Have an emergency plan — make sure you know it backward, and your staff are well drilled to cope with all eventualities
Prepare an inventory budget — including carrying costs and expected inventory turnover ratio. Stick to it, don’t go over it by practicing make-to-order, etc
Split your inventory up — don’t think of your stock as a single entity. Figure out what your fast-moving stock is. It could be that 20% of your SKUs contribute to 80% of your revenue. For the rest, does its infrequent revenue justify the increased carrying costs? Inventory control models assume that demand for an item is not dependent on demand for other items in your stock. Concentrate on your high-turnover stock and reduce your low-turnover stock
Resist temptation — things like supplier discounts – can cost you more money in the long run because you need to find a place to store the extra stuff. The extra minutes it takes your staff to locate materials adds up to hours each week. Of course, you are paying for these hours of zero-return
Barcoding — This is fairly easy and cost-effective to set up. It integrates with your point of sale system (POS) to instantly track what’s going in and out of your factory
Account for non-sale stock adjustments — Adjustments could be returns that will happen at some point. Another way could be gifts, like charitable donations. You need to adjust your stock by putting in a zero-value sale in your inventory control system. This will update it to the correct level
Inventory control challenges for manufacturing businesses
As the old saying goes: “Nothing worth having comes easy.”
The same goes for effortless inventory control. It takes time for you to find out what works best for your business.
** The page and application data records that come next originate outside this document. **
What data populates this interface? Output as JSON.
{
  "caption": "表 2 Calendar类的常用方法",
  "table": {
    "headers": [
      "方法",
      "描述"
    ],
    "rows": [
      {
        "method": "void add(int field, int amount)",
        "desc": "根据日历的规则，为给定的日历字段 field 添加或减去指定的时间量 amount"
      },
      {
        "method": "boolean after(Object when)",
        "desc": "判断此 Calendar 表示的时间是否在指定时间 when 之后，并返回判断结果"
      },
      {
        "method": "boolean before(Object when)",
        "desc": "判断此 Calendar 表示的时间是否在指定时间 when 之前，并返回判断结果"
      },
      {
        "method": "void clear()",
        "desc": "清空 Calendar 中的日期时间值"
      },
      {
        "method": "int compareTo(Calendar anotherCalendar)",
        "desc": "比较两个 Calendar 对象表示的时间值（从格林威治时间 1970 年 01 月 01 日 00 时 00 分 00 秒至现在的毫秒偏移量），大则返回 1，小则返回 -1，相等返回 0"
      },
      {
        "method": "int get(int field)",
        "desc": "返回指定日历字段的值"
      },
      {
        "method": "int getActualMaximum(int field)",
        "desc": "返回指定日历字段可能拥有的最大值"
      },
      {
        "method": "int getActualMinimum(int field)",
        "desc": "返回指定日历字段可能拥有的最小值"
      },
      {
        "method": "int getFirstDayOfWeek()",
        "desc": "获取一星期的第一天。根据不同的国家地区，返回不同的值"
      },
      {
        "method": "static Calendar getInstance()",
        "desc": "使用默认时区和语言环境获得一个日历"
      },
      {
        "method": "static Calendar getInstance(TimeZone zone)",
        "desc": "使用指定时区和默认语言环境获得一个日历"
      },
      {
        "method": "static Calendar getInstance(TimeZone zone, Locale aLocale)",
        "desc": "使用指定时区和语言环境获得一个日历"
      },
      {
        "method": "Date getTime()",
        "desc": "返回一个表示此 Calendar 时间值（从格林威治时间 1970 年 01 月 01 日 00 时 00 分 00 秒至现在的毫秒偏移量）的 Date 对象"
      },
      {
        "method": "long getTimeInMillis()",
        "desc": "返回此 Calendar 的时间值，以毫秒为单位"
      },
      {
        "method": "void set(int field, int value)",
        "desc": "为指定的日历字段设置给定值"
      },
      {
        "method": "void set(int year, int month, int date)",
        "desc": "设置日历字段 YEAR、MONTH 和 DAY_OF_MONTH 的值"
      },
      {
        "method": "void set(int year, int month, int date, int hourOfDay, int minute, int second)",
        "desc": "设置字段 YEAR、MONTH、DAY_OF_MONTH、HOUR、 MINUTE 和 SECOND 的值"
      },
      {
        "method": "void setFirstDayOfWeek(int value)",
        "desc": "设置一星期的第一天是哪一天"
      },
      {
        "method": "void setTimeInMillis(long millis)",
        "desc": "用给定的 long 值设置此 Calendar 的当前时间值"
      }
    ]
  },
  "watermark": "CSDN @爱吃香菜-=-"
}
Your policies depend on many factors. These include your industry, the cost of your raw materials, the amount of MRO you require, and the frequency and the average size of your sales orders.
That means you can spend your whole life reading and researching inventory control, but the only way to master it is to get your hands dirty.
You must put effort into fine-tuning your stock control.
Here are the core areas in which to exercise inventory control at all points in your business.
1. Raw materials availability
There must be enough available to ensure that new manufacturing orders can be begun to keep your order fulfillment cycle at a good pace. Once your raw materials come in, it is your job to allocate them to get the maximum value from every cent spent on materials. This means prioritizing manufacturing orders and completing the highest in your queue before you move on.
It’s best to keep the amount of inventory being worked on to a minimum to further reduce your investment in inventory.
Split up production into cells that work on different sub-assemblies to reduce lead times between each operation (cleaning, machining, and so on). This can be done in many ways:
Reducing machine setup time
Inventory travel time
Employees moving between workstations
Starting new orders
3. Finished goods availability
If these are readily available, then super-fast order fulfillment awaits.
Companies that do this can justify higher prices. Customers won’t mind paying to get stuff quicker. Of course, it is difficult to find a happy compromise. It’s a challenge to balance the number of allowable backorders with the amount of on-hand product.
There is almost always a bottleneck lurking somewhere in a workshop, even if it is not obvious at first.
Inventory control can be used to alleviate these. Some stock control methods put an inventory buffer directly before a bottleneck. This allows a bottleneck to keep running, while other parts of your process struggle, so there are fewer delays when everything gets up to speed again.
This is an inventory technique that gives you a second chance in the event of an out-of-stock situation.
But be careful. If you use this as a crutch, your customers will start to look elsewhere. Good inventory control is making sure the number of backorders you make a year stays under a reasonable threshold.
Katana — control inventory system
Katana empowers manufacturers with inventory software to handle everything related to product management on one platform. Get a clear inventory level overview and insights into what items are selling.